▸ What the task requires
Skip the images; return every entry exactly.

▸ Dataset
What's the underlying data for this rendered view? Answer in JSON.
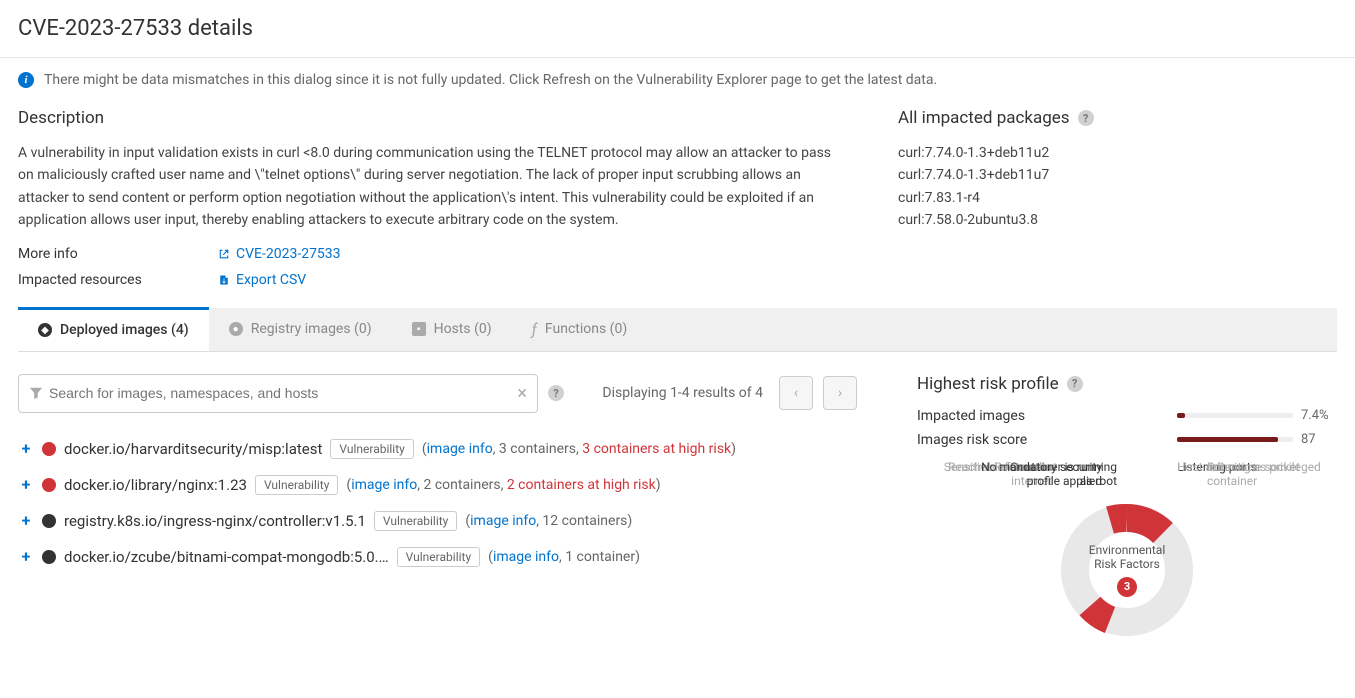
{
  "header": {
    "title": "CVE-2023-27533 details"
  },
  "banner": {
    "text": "There might be data mismatches in this dialog since it is not fully updated. Click Refresh on the Vulnerability Explorer page to get the latest data."
  },
  "description": {
    "heading": "Description",
    "text": "A vulnerability in input validation exists in curl <8.0 during communication using the TELNET protocol may allow an attacker to pass on maliciously crafted user name and \\\"telnet options\\\" during server negotiation. The lack of proper input scrubbing allows an attacker to send content or perform option negotiation without the application\\'s intent. This vulnerability could be exploited if an application allows user input, thereby enabling attackers to execute arbitrary code on the system.",
    "more_info_label": "More info",
    "more_info_link": "CVE-2023-27533",
    "impacted_label": "Impacted resources",
    "export_label": "Export CSV"
  },
  "packages": {
    "heading": "All impacted packages",
    "items": [
      "curl:7.74.0-1.3+deb11u2",
      "curl:7.74.0-1.3+deb11u7",
      "curl:7.83.1-r4",
      "curl:7.58.0-2ubuntu3.8"
    ]
  },
  "tabs": {
    "deployed": "Deployed images (4)",
    "registry": "Registry images (0)",
    "hosts": "Hosts (0)",
    "functions": "Functions (0)"
  },
  "search": {
    "placeholder": "Search for images, namespaces, and hosts",
    "results_text": "Displaying 1-4 results of 4"
  },
  "images": [
    {
      "severity": "red",
      "name": "docker.io/harvarditsecurity/misp:latest",
      "tag": "Vulnerability",
      "image_info": "image info",
      "containers": ", 3 containers, ",
      "risk": "3 containers at high risk"
    },
    {
      "severity": "red",
      "name": "docker.io/library/nginx:1.23",
      "tag": "Vulnerability",
      "image_info": "image info",
      "containers": ", 2 containers, ",
      "risk": "2 containers at high risk"
    },
    {
      "severity": "dark",
      "name": "registry.k8s.io/ingress-nginx/controller:v1.5.1",
      "tag": "Vulnerability",
      "image_info": "image info",
      "containers": ", 12 containers)",
      "risk": ""
    },
    {
      "severity": "dark",
      "name": "docker.io/zcube/bitnami-compat-mongodb:5.0.…",
      "tag": "Vulnerability",
      "image_info": "image info",
      "containers": ", 1 container)",
      "risk": ""
    }
  ],
  "risk_profile": {
    "heading": "Highest risk profile",
    "impacted_label": "Impacted images",
    "impacted_pct": "7.4%",
    "impacted_width": 7,
    "score_label": "Images risk score",
    "score_val": "87",
    "score_width": 87,
    "wheel_center": "Environmental Risk Factors",
    "wheel_count": "3",
    "factors": {
      "root": "Container is running as root",
      "listening": "Listening ports",
      "mount": "Root mount",
      "privileged": "Running as privileged container",
      "internet": "Reachable from the internet",
      "runtime": "Runtime socket",
      "sensitive": "Sensitive information",
      "host": "Host access",
      "security": "No mandatory security profile applied"
    }
  }
}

▸ Exercise result
What's the underlying data for this rendered view? Answer in JSON.
{
  "header": {
    "title": "CVE-2023-27533 details"
  },
  "banner": {
    "text": "There might be data mismatches in this dialog since it is not fully updated. Click Refresh on the Vulnerability Explorer page to get the latest data."
  },
  "description": {
    "heading": "Description",
    "text": "A vulnerability in input validation exists in curl <8.0 during communication using the TELNET protocol may allow an attacker to pass on maliciously crafted user name and \\\"telnet options\\\" during server negotiation. The lack of proper input scrubbing allows an attacker to send content or perform option negotiation without the application\\'s intent. This vulnerability could be exploited if an application allows user input, thereby enabling attackers to execute arbitrary code on the system.",
    "more_info_label": "More info",
    "more_info_link": "CVE-2023-27533",
    "impacted_label": "Impacted resources",
    "export_label": "Export CSV"
  },
  "packages": {
    "heading": "All impacted packages",
    "items": [
      "curl:7.74.0-1.3+deb11u2",
      "curl:7.74.0-1.3+deb11u7",
      "curl:7.83.1-r4",
      "curl:7.58.0-2ubuntu3.8"
    ]
  },
  "tabs": {
    "deployed": "Deployed images (4)",
    "registry": "Registry images (0)",
    "hosts": "Hosts (0)",
    "functions": "Functions (0)"
  },
  "search": {
    "placeholder": "Search for images, namespaces, and hosts",
    "results_text": "Displaying 1-4 results of 4"
  },
  "images": [
    {
      "severity": "red",
      "name": "docker.io/harvarditsecurity/misp:latest",
      "tag": "Vulnerability",
      "image_info": "image info",
      "containers": ", 3 containers, ",
      "risk": "3 containers at high risk"
    },
    {
      "severity": "red",
      "name": "docker.io/library/nginx:1.23",
      "tag": "Vulnerability",
      "image_info": "image info",
      "containers": ", 2 containers, ",
      "risk": "2 containers at high risk"
    },
    {
      "severity": "dark",
      "name": "registry.k8s.io/ingress-nginx/controller:v1.5.1",
      "tag": "Vulnerability",
      "image_info": "image info",
      "containers": ", 12 containers)",
      "risk": ""
    },
    {
      "severity": "dark",
      "name": "docker.io/zcube/bitnami-compat-mongodb:5.0.…",
      "tag": "Vulnerability",
      "image_info": "image info",
      "containers": ", 1 container)",
      "risk": ""
    }
  ],
  "risk_profile": {
    "heading": "Highest risk profile",
    "impacted_label": "Impacted images",
    "impacted_pct": "7.4%",
    "impacted_width": 7,
    "score_label": "Images risk score",
    "score_val": "87",
    "score_width": 87,
    "wheel_center": "Environmental Risk Factors",
    "wheel_count": "3",
    "factors": {
      "root": "Container is running as root",
      "listening": "Listening ports",
      "mount": "Root mount",
      "privileged": "Running as privileged container",
      "internet": "Reachable from the internet",
      "runtime": "Runtime socket",
      "sensitive": "Sensitive information",
      "host": "Host access",
      "security": "No mandatory security profile applied"
    }
  }
}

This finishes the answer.